This investigation showed that Dale Bishop has suffered from serious mental illness, with signs beginning when he was four. Bishop's elementary school records from Texas have many references to these problems, and to evaluations that showed that Dale Bishop needed serious help. His mother took him to a psychiatric hospital, but they could not afford the cost of in-patient treatment. Dale Bishop was not diagnosed until he was sent to death row. The Miss. Dep't of Corrections medical staff has diagnosed him as suffering from lifelong bipolar depressive disorder.
Also, Dale Bishop's father was an abusive alcoholic who beat his wife and children – including Dale Bishop – on a weekly basis. The family was incredibly poor. When Dale was an infant, the family had no running water, no indoor bathroom, and no money.
This is evidence that almost surely would have required a new trial, where Dale Bishop could present his case for a life sentence, giving a jury the background about his youth and illness, and letting the jury weigh those facts and the fact that Dale Bishop was not the killer of Marcus Gentry.
But for reasons that make no sense to experienced death penalty lawyers, the prior Director of MOCPCC did not use any of this evidence. He "fired" the volunteer investigators who found the evidence, and never followed up on their leads. Instead of bringing out the true facts of Bishop's mental illness and abused childhood, he filed the papers claiming that Bishop was mentally retarded while attaching documentary evidence which proved he was not.
It is very rare for the courts to look back into the prior post-conviction proceedings. But we are hopeful they will in Dale Bishop's case. Bishop was incarcerated at Parchman when the State assigned the MOCPCC to his case. He didn't have any choice about his lawyer. If the death penalty is going to be anything more than just a lottery, it's not fair for some prisoners to lose appeals just because their State-paid lawyer discarded valuable, relevant evidence.
We expect the Mississippi Supreme Court to give the Attorney General a deadline for filing any response to these papers. And we have asked the Mississippi Supreme Court to hold off on any execution date until they have reviewed what we filed today. We are shocked and sickened by what happened in this case, and we think the Supreme Court will see it the same way.

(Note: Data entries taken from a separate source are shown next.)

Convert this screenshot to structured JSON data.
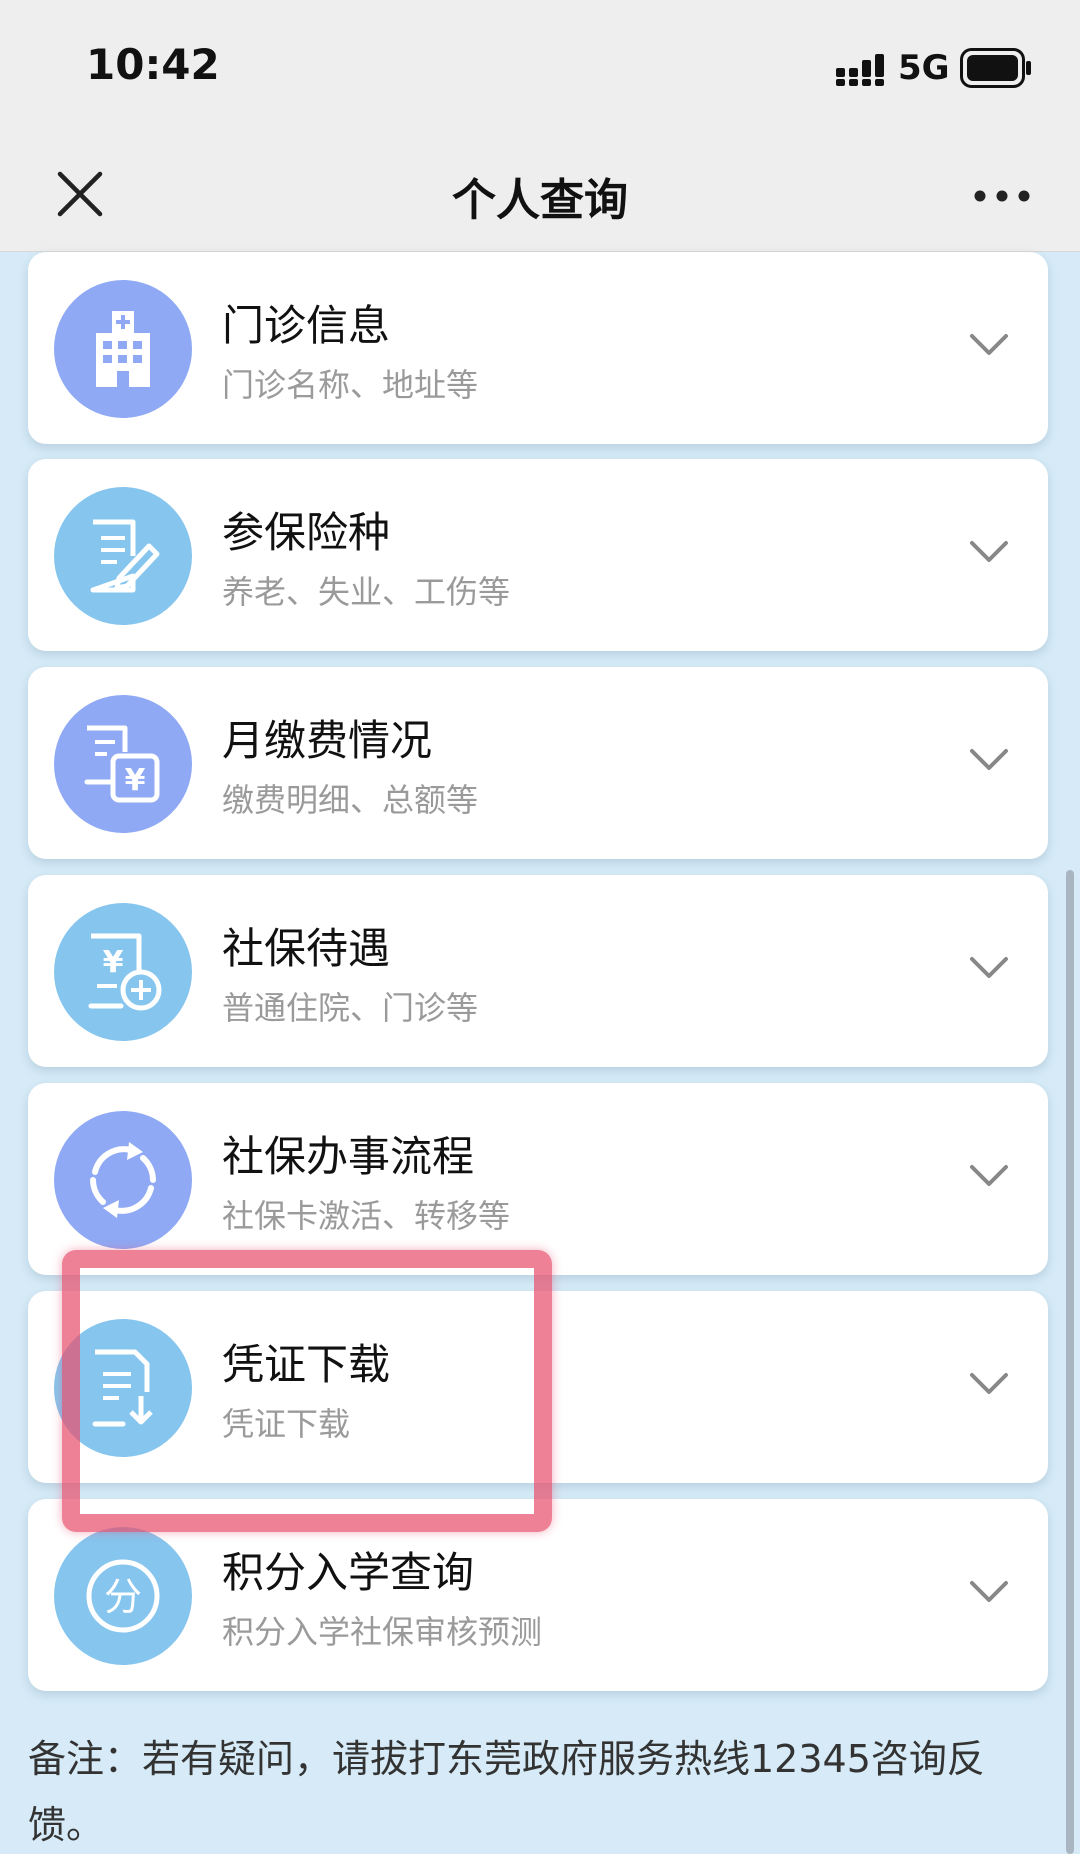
{
  "status_bar": {
    "time": "10:42",
    "network": "5G"
  },
  "nav": {
    "title": "个人查询",
    "close_icon": "close-icon",
    "more_icon": "more-horizontal-icon"
  },
  "items": [
    {
      "title": "门诊信息",
      "subtitle": "门诊名称、地址等",
      "icon": "hospital-icon",
      "color": "#8fa9f4"
    },
    {
      "title": "参保险种",
      "subtitle": "养老、失业、工伤等",
      "icon": "document-edit-icon",
      "color": "#86c5ee"
    },
    {
      "title": "月缴费情况",
      "subtitle": "缴费明细、总额等",
      "icon": "payment-bill-icon",
      "color": "#8fa9f4"
    },
    {
      "title": "社保待遇",
      "subtitle": "普通住院、门诊等",
      "icon": "benefit-bill-icon",
      "color": "#86c5ee"
    },
    {
      "title": "社保办事流程",
      "subtitle": "社保卡激活、转移等",
      "icon": "refresh-cycle-icon",
      "color": "#8fa9f4"
    },
    {
      "title": "凭证下载",
      "subtitle": "凭证下载",
      "icon": "voucher-download-icon",
      "color": "#86c5ee"
    },
    {
      "title": "积分入学查询",
      "subtitle": "积分入学社保审核预测",
      "icon": "points-icon",
      "color": "#86c5ee"
    }
  ],
  "note": "备注：若有疑问，请拔打东莞政府服务热线12345咨询反馈。",
  "colors": {
    "background": "#d6ebf7",
    "highlight": "#e8506e"
  }
}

Update: The Mississippi Supreme Court has just set the execution date for bishop as July 23. They have not, though, ruled on the motion discussed in the statement above.
Please know that the Office of Capital Defense Counsel was not Bishop's trial lawyers.
Dale Bishop is obviously a sick, demented form of human life. However, he is, unfortunately, a human being, which means that his life is covered by "Thou shalt not kill." If the allegations presented by Jim Craig regarding Bishop's original defense team are true, Bishop is unfortunately due another shot--at our (taxpayers') expense, of course. However, just because Craig accuses Robert Ryan (former director of the MOCPCC) of "lack of performance" does not mean it is true. Craig's slanderous statements are especially ironic considering that he represents a client in a slander lawsuit in which he did not bother to ascertain the facts before proceeding with litigation. Craig's statement that Bishop's case is "just another situation where the quality of justice you get is dependent on whether you have any money" seems to be in line with his philosophy of suing anyone who has insurance instead of contributing to society in a positive manner.